● Given records:
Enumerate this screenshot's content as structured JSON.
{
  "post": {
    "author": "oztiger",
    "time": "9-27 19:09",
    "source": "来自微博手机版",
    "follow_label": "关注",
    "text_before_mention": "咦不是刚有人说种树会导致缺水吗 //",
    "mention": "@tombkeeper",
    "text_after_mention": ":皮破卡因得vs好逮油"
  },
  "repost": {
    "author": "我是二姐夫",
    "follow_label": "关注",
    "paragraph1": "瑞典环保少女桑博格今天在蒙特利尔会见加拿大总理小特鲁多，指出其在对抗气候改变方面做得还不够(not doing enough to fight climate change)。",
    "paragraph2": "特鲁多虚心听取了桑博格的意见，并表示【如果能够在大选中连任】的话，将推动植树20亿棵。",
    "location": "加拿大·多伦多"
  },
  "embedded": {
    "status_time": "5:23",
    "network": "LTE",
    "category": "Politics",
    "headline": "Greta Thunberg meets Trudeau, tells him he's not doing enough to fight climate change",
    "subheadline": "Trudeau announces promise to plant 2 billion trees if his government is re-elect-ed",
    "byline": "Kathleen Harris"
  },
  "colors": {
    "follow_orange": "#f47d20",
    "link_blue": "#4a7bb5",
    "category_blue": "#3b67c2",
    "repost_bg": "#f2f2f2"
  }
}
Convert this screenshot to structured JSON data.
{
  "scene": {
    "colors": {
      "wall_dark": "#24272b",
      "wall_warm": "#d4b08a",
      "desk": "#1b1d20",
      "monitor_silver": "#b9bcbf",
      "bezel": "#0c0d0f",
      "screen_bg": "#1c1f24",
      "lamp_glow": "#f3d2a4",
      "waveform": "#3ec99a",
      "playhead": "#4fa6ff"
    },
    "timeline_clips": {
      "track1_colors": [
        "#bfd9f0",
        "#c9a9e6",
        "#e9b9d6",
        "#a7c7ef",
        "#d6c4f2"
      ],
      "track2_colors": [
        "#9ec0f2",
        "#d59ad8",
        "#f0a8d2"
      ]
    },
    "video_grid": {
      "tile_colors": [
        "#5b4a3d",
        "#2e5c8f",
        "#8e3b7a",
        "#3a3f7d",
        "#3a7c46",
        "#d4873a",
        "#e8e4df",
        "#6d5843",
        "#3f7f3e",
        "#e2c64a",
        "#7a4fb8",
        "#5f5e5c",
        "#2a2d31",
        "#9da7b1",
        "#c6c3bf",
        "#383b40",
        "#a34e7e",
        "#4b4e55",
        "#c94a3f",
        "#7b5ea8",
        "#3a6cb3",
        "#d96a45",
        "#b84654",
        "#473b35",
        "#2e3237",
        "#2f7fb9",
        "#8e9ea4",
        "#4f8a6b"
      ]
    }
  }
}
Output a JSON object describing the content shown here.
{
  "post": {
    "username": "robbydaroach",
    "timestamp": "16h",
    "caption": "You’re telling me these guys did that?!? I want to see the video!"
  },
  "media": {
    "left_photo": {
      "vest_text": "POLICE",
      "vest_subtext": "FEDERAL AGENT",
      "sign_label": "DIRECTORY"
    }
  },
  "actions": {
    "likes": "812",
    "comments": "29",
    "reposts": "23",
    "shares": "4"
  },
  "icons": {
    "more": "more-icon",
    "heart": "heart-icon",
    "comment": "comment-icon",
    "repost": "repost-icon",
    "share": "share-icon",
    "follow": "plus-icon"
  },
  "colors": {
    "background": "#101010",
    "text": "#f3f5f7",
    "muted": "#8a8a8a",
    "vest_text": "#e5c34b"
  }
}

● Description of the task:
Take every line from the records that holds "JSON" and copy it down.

● Exercise result:
Enumerate this screenshot's content as structured JSON.
Convert this screenshot to structured JSON data.
Output a JSON object describing the content shown here.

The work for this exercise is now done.